And also, I would never be a professional photographer if I did not live in New York. What I did years ago—leaving my profession and trying something new—is quite unheard of in Italy. At that time, I had lived in New York for a few years and I was surrounded by people who had already made a career change and in some cases, very big changes. I was in a place that would allow me to do so. In Italy, it would be extremely difficult to do such a thing and make it work as it is quite a conservative culture. Here, if you shoot nice pictures no one cares about what you did before. One of the first assignments I shot was for New York Magazine about six months after I started freelancing and I was so shocked because no one really knew me back then—but these sorts of things can happen here in NY.

Is it important to you to be part of a creative community of people?

It is now. When I’m on a fashion shoot or photographing a band, I work with a team of people who help me and I love that. To me, it is so important, and having the right people can be so incredibly inspiring.

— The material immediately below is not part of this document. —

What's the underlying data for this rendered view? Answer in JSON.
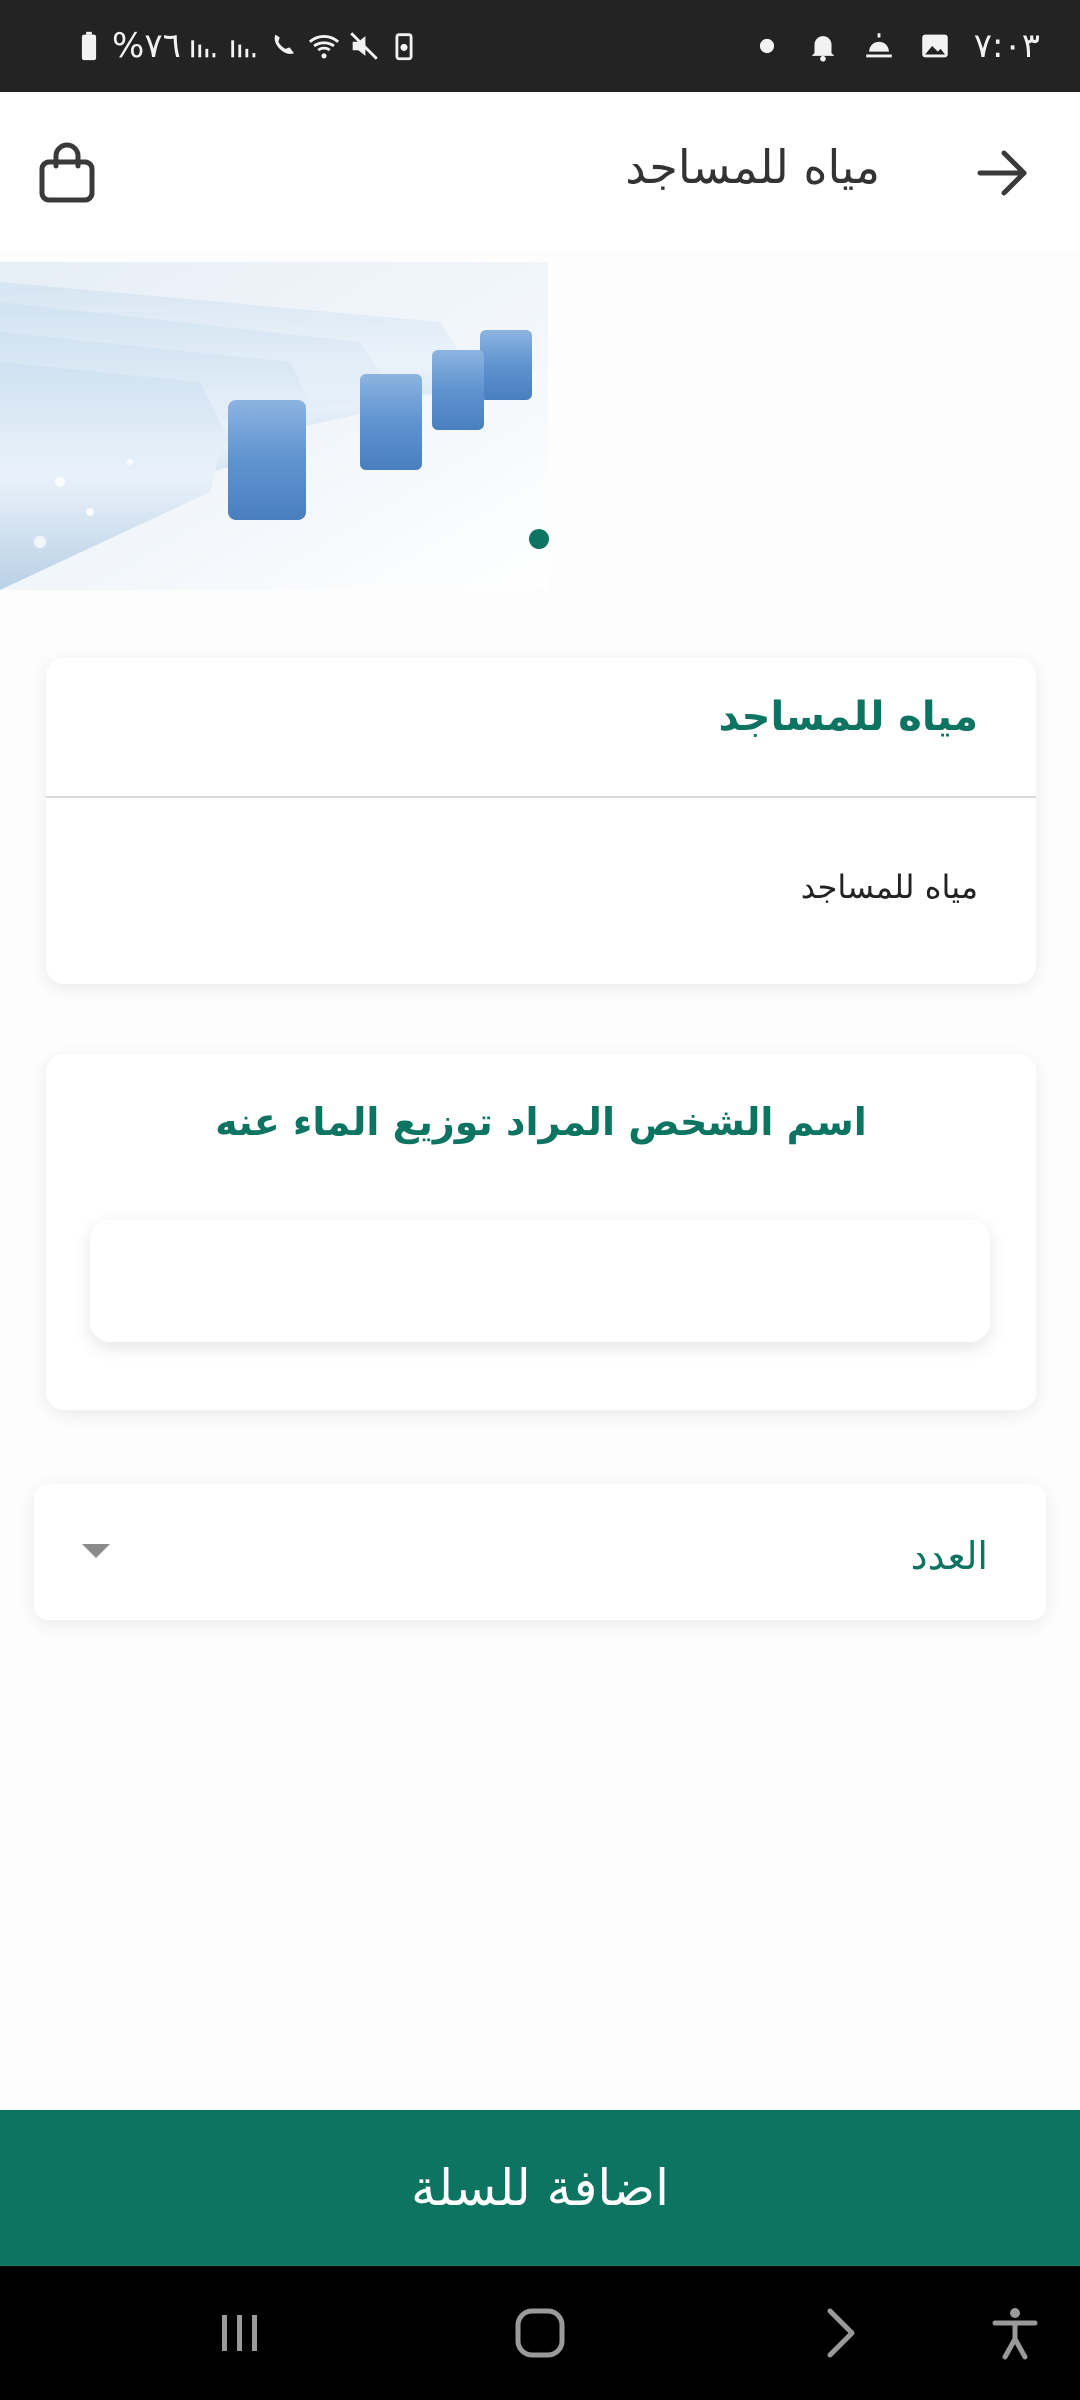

What does a typical day look like for you?

That is the hardest question. I really don’t have a typical daily routine and can’t really plan much. My schedule is always so different, which is what I love the most in my job, but sometimes it can also be quite nerve-wracking. I do certainly wake up, drink coffee, and read the news every morning!

What are you listening to right now?

I am listening to the latest Cat Power album. I saw her the other day and she’s amazing. Nicolas Jaar, Spacemen 3, Spiritualized, and Mozart are always on my iPod.

Do you have any favorite TV shows or movies?

I don’t have a TV and never watch TV shows. I used to love Dexter, but stopped watching it after three seasons. My favorite movies are anything by David Lynch, Louis Malle, Tarkovsky, and old noir movies.

Favorite book?

Anything by Dostoyevsky; I love his crazy lunatic characters.

Favorite food?

Anything with calamari.

What kind of legacy do you hope to leave?

That’s a huge question, isn’t it? I hope that my pictures will show what’s behind the world that’s right in front of our eyes. We think in so many different ways and see reality in so many different ways and that’s what I’m trying to do with my pictures.interview close

“I hope that my pictures will show what’s behind the world that’s right in front of our eyes. We think in so many different ways and see reality in so many different ways and that’s what I’m trying to do with my pictures.”

Alex Cornell Matt Porterfield